Financial Planning, Retirement

Why Employer-Provided Benefits Are So Important

1/26/18 8:00 AM

iStock-684751958.jpgOne in two U.S. households could face a retirement savings shortfall, according to a new report from Boston College’s Center for Retirement Research (CRR). Specifically, the CRR’s National Retirement Risk Index (NRRI) estimates the percentage of working-age U.S. households that are in danger of being financially unprepared for retirement. The latest update to this index was released this month and it revealed that “even if households work to age 65 and annuitize all their financial assets, including the receipts from reverse mortgages on their homes,” half will still be at risk of being unable to maintain their pre-retirement standard of living during retirement.


That is actually a slight improvement compared to the past few years but still a significant increase from the 1980’s when only around one in three Americans were at risk. The CRR researchers attribute the upward trend in the NRRI over the past few decades to a handful of factors, such as the gradual rise in Social Security’s full retirement age and low interest rates, but the key takeaway is that participation in an employer-sponsored retirement plan can greatly improve a person’s chances of achieving a comfortable and financially secure retirement. Indeed, 67 percent of households without any workplace-provided retirement savings tools were found to be at risk of falling short financially in retirement, but that plunges to as low as 20 percent for households with defined benefit and/or defined contribution plans.

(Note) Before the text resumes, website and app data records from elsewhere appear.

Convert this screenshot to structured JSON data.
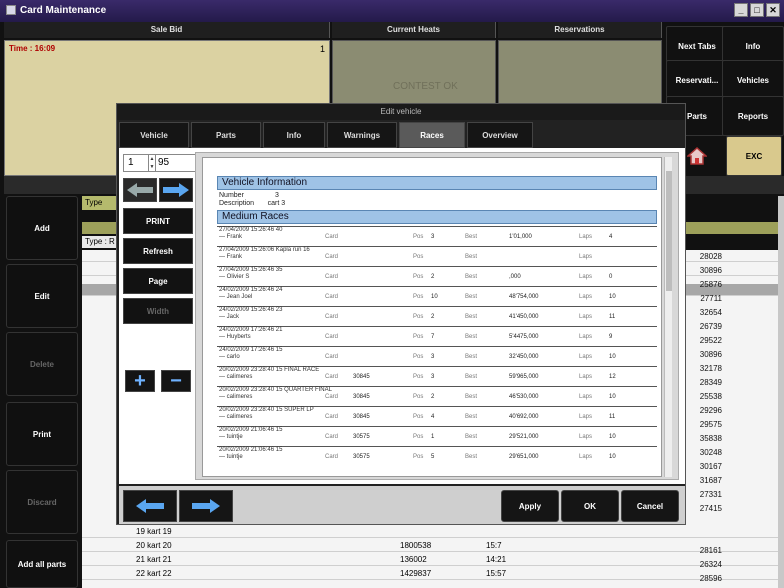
{
  "window": {
    "title": "Card Maintenance"
  },
  "top_headers": [
    "Sale Bid",
    "Current Heats",
    "Reservations"
  ],
  "sale_panel": {
    "time": "Time : 16:09",
    "number": "1"
  },
  "gray_panel_text": "CONTEST OK",
  "right_buttons": [
    "Next Tabs",
    "Info",
    "Reservati...",
    "Vehicles",
    "Parts",
    "Reports",
    "EXC"
  ],
  "left_buttons": [
    "Add",
    "Edit",
    "Delete",
    "Print",
    "Discard",
    "Add all parts"
  ],
  "type_label": "Type",
  "type_label2": "Type : R",
  "modal": {
    "title": "Edit vehicle",
    "tabs": [
      "Vehicle",
      "Parts",
      "Info",
      "Warnings",
      "Races",
      "Overview"
    ],
    "active_tab": "Races",
    "spinner_value1": "1",
    "spinner_value2": "95",
    "actions": [
      "PRINT",
      "Refresh",
      "Page",
      "Width"
    ],
    "footer_buttons": [
      "Apply",
      "OK",
      "Cancel"
    ]
  },
  "report": {
    "section1": "Vehicle Information",
    "info": [
      {
        "label": "Number",
        "value": "3"
      },
      {
        "label": "Description",
        "value": "cart 3"
      }
    ],
    "section2": "Medium Races",
    "races": [
      {
        "date": "27/04/2009 15:26:46",
        "heat": "40",
        "name": "Frank",
        "card": "",
        "pos": "3",
        "best": "1'01,000",
        "laps": "4"
      },
      {
        "date": "27/04/2009 15:26:06",
        "heat": "Kapla run 16",
        "name": "Frank",
        "card": "",
        "pos": "",
        "best": "",
        "laps": ""
      },
      {
        "date": "27/04/2009 15:26:46",
        "heat": "35",
        "name": "Olivier S",
        "card": "",
        "pos": "2",
        "best": ",000",
        "laps": "0"
      },
      {
        "date": "24/02/2009 15:26:46",
        "heat": "24",
        "name": "Jean Joel",
        "card": "",
        "pos": "10",
        "best": "48'754,000",
        "laps": "10"
      },
      {
        "date": "24/02/2009 15:26:46",
        "heat": "23",
        "name": "Jack",
        "card": "",
        "pos": "2",
        "best": "41'450,000",
        "laps": "11"
      },
      {
        "date": "24/02/2009 17:26:46",
        "heat": "21",
        "name": "Huyberts",
        "card": "",
        "pos": "7",
        "best": "5'4475,000",
        "laps": "9"
      },
      {
        "date": "24/02/2009 17:26:46",
        "heat": "15",
        "name": "carlo",
        "card": "",
        "pos": "3",
        "best": "32'450,000",
        "laps": "10"
      },
      {
        "date": "20/02/2009 23:28:40",
        "heat": "15 FINAL RACE",
        "name": "calimeres",
        "card": "30845",
        "pos": "3",
        "best": "59'965,000",
        "laps": "12"
      },
      {
        "date": "20/02/2009 23:28:40",
        "heat": "15 QUARTER FINAL",
        "name": "calimeres",
        "card": "30845",
        "pos": "2",
        "best": "46'530,000",
        "laps": "10"
      },
      {
        "date": "20/02/2009 23:28:40",
        "heat": "15 SUPER LP",
        "name": "calimeres",
        "card": "30845",
        "pos": "4",
        "best": "40'692,000",
        "laps": "11"
      },
      {
        "date": "20/02/2009 21:06:46",
        "heat": "15",
        "name": "tuintje",
        "card": "30575",
        "pos": "1",
        "best": "29'521,000",
        "laps": "10"
      },
      {
        "date": "20/02/2009 21:06:46",
        "heat": "15",
        "name": "tuintje",
        "card": "30575",
        "pos": "5",
        "best": "29'651,000",
        "laps": "10"
      }
    ],
    "labels": {
      "card": "Card",
      "pos": "Pos",
      "best": "Best",
      "laps": "Laps"
    }
  },
  "table_rows": [
    {
      "name": "19 kart 19",
      "c2": "",
      "c3": "",
      "c4": ""
    },
    {
      "name": "20 kart 20",
      "c2": "1800538",
      "c3": "15:7",
      "c4": ""
    },
    {
      "name": "21 kart 21",
      "c2": "136002",
      "c3": "14:21",
      "c4": ""
    },
    {
      "name": "22 kart 22",
      "c2": "1429837",
      "c3": "15:57",
      "c4": ""
    }
  ],
  "right_numbers": [
    "28028",
    "30896",
    "25876",
    "27711",
    "32654",
    "26739",
    "29522",
    "30896",
    "32178",
    "28349",
    "25538",
    "29296",
    "29575",
    "35838",
    "30248",
    "30167",
    "31687",
    "27331",
    "27415",
    "",
    "",
    "28161",
    "26324",
    "28596"
  ]
}
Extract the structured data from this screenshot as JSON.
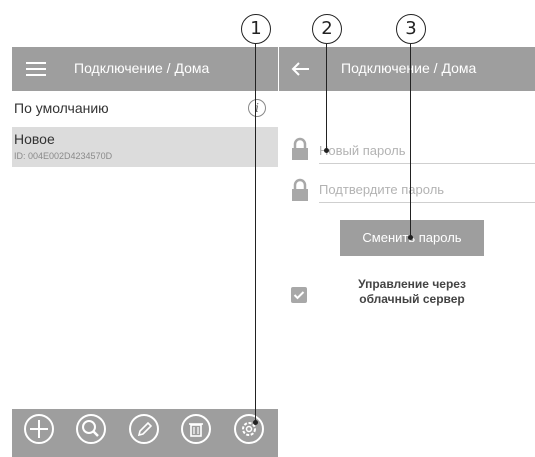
{
  "left_panel": {
    "title": "Подключение / Дома",
    "items": [
      {
        "label": "По умолчанию"
      },
      {
        "label": "Новое",
        "device_id": "ID: 004E002D4234570D"
      }
    ],
    "toolbar": [
      "add-icon",
      "search-icon",
      "edit-icon",
      "delete-icon",
      "settings-icon"
    ]
  },
  "right_panel": {
    "title": "Подключение / Дома",
    "new_password_placeholder": "Новый пароль",
    "confirm_password_placeholder": "Подтвердите пароль",
    "change_button": "Сменить пароль",
    "cloud_checkbox_checked": true,
    "cloud_label": "Управление через облачный сервер"
  },
  "callouts": [
    "1",
    "2",
    "3"
  ],
  "colors": {
    "bar": "#9e9e9e",
    "selected_row": "#dcdcdc"
  }
}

Similarly, a study by the American Benefits Council, using Employee Benefits Research Institute data, estimated that without any employer-sponsored retirement plans, the present value of the additional (after-tax) amount each U.S. household would need at age 65 to eliminate their expected retirement income deficits would total $7.05 trillion. Fortunately, access to 401(k)s and similar retirement savings tools will likely expand as more businesses boost their benefits offerings in order to better compete for talent in the tightening U.S. labor market. Further, the continued trend towards utilizing automatic enrollment and auto-escalation will help ensure that workers are getting the most out of the retirement benefits available to them.



Sources: Boston College, ABC, EBRI

Post author: Charles Couch